"We appear to once more be entering an escalatory cycle with predictable devastating implications for civilians and for the immediate prospects of peace," Grundberg told the council.

Iranian-backed Houthi rebels are pressing their assault on the key city of Marib, the last government stronghold in northern Yemen, and there is renewed fighting in the southern province of Shabwa where Yemen’s internationally recognised government has recaptured three districts from the Houthis, he said.

Elsewhere, airstrikes have increased not only on the front lines but also in Sanaa, including in residential areas, and in the city of Taiz, he said, while fighting continues in southern Hodeida, where the country’s main port is located, and attacks have increased on neighbouring Saudi Arabia.

Grundberg expressed concern that battles could intensify on other fronts, pointing to the Houthis' recent seizure of a ship flying the United Arab Emirates' flag. He also called accusations that ports in mainly Houthi-controlled Hodeida - a lifeline for delivering aid, food and fuel to the country - are being militarised "worrying".

Ramesh Rajasingham, the UN’s deputy humanitarian chief, said fierce fighting is continuing along dozens of frontlines and in December 358 civilians were reportedly killed or injured, "a figure that is tied for the highest in three years".

He said aid agencies assisted 11 million Yemenis every month in 2021 but the UN World Food Programme was forced to cut food assistance to 8 million people due to funding shortages. Other programs providing water, protection for civilians and reproductive health services were also forced to scale back or close in recent weeks because of a lack of funds, he said.

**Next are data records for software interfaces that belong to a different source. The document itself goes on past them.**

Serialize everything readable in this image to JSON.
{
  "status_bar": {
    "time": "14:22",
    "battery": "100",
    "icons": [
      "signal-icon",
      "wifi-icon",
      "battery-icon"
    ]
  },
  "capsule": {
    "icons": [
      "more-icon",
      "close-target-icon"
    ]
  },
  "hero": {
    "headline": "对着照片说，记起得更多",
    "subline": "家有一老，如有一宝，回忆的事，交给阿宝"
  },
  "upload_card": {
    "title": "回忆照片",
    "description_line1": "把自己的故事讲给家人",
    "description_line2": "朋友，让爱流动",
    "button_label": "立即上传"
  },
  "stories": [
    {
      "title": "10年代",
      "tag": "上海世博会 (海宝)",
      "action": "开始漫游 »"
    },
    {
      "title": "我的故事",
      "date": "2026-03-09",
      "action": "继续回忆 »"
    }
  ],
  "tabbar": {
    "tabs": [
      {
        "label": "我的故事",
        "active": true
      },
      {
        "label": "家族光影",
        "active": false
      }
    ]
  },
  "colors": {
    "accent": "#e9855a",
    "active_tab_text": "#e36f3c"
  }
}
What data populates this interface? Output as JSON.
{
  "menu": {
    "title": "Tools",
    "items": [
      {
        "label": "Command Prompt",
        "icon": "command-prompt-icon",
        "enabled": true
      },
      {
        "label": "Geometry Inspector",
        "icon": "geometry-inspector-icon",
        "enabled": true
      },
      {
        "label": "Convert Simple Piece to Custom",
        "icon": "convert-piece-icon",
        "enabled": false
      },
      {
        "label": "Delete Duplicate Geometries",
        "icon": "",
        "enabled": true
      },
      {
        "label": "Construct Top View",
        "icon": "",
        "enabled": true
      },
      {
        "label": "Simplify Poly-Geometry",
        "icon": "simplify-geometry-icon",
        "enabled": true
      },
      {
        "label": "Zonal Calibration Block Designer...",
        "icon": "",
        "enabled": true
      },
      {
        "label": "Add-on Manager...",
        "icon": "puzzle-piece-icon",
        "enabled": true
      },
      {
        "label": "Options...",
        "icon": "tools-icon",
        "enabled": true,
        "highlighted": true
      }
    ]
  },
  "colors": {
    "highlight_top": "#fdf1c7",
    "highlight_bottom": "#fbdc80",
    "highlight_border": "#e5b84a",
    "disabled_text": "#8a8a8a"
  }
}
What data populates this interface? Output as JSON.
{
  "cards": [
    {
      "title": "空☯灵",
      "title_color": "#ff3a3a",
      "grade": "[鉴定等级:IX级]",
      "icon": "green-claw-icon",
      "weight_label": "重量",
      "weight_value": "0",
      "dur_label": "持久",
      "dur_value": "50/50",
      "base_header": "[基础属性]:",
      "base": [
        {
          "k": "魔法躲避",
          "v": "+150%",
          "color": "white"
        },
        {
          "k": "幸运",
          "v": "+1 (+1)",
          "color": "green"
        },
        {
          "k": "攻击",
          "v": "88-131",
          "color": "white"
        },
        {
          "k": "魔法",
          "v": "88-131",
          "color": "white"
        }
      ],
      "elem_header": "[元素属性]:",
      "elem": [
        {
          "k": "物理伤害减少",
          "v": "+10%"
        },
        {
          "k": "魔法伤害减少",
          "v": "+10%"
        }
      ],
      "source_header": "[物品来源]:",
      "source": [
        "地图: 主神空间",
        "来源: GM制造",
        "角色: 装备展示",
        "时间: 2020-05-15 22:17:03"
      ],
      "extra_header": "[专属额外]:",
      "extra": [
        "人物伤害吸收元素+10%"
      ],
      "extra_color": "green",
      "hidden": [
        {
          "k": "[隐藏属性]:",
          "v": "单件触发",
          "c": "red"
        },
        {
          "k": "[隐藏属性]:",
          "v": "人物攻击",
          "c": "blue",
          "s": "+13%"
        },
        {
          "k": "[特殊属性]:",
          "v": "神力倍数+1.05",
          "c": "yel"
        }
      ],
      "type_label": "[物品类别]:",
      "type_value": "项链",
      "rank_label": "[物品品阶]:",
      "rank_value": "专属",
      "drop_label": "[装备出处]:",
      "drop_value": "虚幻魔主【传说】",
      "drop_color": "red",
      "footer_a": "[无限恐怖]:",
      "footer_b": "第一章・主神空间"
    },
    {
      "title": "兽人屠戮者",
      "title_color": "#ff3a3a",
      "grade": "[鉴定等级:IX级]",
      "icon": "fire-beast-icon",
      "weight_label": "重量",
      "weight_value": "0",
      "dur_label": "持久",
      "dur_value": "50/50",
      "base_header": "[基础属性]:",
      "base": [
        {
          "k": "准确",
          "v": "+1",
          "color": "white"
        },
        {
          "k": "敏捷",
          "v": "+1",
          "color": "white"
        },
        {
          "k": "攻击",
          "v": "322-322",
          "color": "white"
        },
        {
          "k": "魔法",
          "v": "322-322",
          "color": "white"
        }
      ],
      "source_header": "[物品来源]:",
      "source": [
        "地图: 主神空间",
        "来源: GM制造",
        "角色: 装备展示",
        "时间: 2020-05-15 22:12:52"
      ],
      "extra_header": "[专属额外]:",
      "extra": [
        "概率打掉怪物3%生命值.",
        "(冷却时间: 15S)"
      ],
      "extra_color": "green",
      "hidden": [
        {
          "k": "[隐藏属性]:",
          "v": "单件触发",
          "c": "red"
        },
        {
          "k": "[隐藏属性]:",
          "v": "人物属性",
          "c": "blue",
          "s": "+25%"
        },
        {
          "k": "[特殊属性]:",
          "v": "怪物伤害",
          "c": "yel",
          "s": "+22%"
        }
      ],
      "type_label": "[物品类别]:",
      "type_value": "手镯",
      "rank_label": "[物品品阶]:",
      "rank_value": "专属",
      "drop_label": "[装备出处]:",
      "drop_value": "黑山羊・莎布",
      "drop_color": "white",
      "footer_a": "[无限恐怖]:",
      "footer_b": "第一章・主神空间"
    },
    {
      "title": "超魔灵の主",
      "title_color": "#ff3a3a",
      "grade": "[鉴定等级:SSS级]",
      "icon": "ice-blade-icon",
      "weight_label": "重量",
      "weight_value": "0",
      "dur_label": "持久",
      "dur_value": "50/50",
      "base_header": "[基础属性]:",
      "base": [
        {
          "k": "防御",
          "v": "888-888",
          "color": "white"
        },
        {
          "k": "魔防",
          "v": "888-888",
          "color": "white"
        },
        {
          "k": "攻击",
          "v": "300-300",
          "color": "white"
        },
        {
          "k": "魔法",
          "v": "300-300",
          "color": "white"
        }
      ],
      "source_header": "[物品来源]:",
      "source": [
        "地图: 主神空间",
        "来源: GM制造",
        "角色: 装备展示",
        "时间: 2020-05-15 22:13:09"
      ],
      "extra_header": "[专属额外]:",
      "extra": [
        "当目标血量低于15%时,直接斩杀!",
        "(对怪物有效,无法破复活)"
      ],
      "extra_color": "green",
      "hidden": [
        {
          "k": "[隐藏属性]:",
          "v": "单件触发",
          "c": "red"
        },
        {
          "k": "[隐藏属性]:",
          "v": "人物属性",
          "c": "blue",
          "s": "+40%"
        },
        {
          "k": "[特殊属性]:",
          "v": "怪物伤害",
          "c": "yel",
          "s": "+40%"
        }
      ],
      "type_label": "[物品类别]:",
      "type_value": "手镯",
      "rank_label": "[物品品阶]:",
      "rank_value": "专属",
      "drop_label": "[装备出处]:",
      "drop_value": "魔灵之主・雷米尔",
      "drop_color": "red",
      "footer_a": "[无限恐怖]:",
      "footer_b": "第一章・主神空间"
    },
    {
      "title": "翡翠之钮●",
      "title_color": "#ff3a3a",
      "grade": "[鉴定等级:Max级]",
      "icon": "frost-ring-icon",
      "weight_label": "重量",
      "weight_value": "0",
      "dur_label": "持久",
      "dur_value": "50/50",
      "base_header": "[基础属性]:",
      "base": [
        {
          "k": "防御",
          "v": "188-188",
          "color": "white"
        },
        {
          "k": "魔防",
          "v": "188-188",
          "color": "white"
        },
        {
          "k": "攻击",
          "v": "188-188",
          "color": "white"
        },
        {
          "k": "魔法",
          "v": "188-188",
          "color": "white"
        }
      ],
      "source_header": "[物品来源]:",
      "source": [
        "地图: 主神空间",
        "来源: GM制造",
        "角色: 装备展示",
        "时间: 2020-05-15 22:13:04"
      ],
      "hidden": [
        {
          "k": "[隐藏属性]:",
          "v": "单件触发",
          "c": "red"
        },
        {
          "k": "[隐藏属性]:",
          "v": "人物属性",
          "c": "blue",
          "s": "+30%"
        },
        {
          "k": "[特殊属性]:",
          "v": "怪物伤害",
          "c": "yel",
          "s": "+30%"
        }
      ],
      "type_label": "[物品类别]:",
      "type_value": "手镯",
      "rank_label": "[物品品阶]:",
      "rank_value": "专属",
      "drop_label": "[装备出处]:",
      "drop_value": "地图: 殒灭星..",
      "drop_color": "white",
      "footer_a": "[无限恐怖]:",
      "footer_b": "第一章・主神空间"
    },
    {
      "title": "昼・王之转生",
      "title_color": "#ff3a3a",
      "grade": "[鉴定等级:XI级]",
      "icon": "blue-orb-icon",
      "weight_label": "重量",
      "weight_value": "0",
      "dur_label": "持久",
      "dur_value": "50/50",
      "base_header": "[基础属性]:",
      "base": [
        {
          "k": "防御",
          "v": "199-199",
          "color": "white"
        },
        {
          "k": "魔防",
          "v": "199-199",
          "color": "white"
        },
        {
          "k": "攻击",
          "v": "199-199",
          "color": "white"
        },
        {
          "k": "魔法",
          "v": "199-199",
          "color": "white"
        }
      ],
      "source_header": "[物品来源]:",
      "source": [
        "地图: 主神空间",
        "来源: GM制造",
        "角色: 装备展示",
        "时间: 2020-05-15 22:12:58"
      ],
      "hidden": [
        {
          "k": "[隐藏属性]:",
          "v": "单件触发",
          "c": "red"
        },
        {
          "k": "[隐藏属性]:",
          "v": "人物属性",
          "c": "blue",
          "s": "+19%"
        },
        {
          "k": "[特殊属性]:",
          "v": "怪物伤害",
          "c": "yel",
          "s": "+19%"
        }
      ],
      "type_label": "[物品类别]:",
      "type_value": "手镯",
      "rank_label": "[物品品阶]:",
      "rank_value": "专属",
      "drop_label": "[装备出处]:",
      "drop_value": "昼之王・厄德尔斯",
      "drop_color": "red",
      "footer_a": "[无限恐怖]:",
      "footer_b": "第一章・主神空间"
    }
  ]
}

Last year’s UN appeal for about $3.9 billion to help 16 million people was only 58 percent funded - the lowest level since 2015 - and Rajasingham said the UN expects this year’s aid operation to need roughly as much money. He urged donors to sustain and if possible increase their support this year.

Rajaingham also called especially on the Houthis to improve access for humanitarian staff and to stop attempts to interfere with their work. Despite assurances from the Houthis, he said, they have still not provided access to two UN staff members detained in Sanaa in November.

While humanitarian aid is essential, Rajasingham stressed that the biggest drivers of people’s needs are economic collapse accelerated by conflict.

He said humanitarian needs could be reduced by a resumption of foreign exchange injections through the Central Bank as well as policy decisions to lift import restrictions and use import revenues to pay for basic services delivered by public institutions.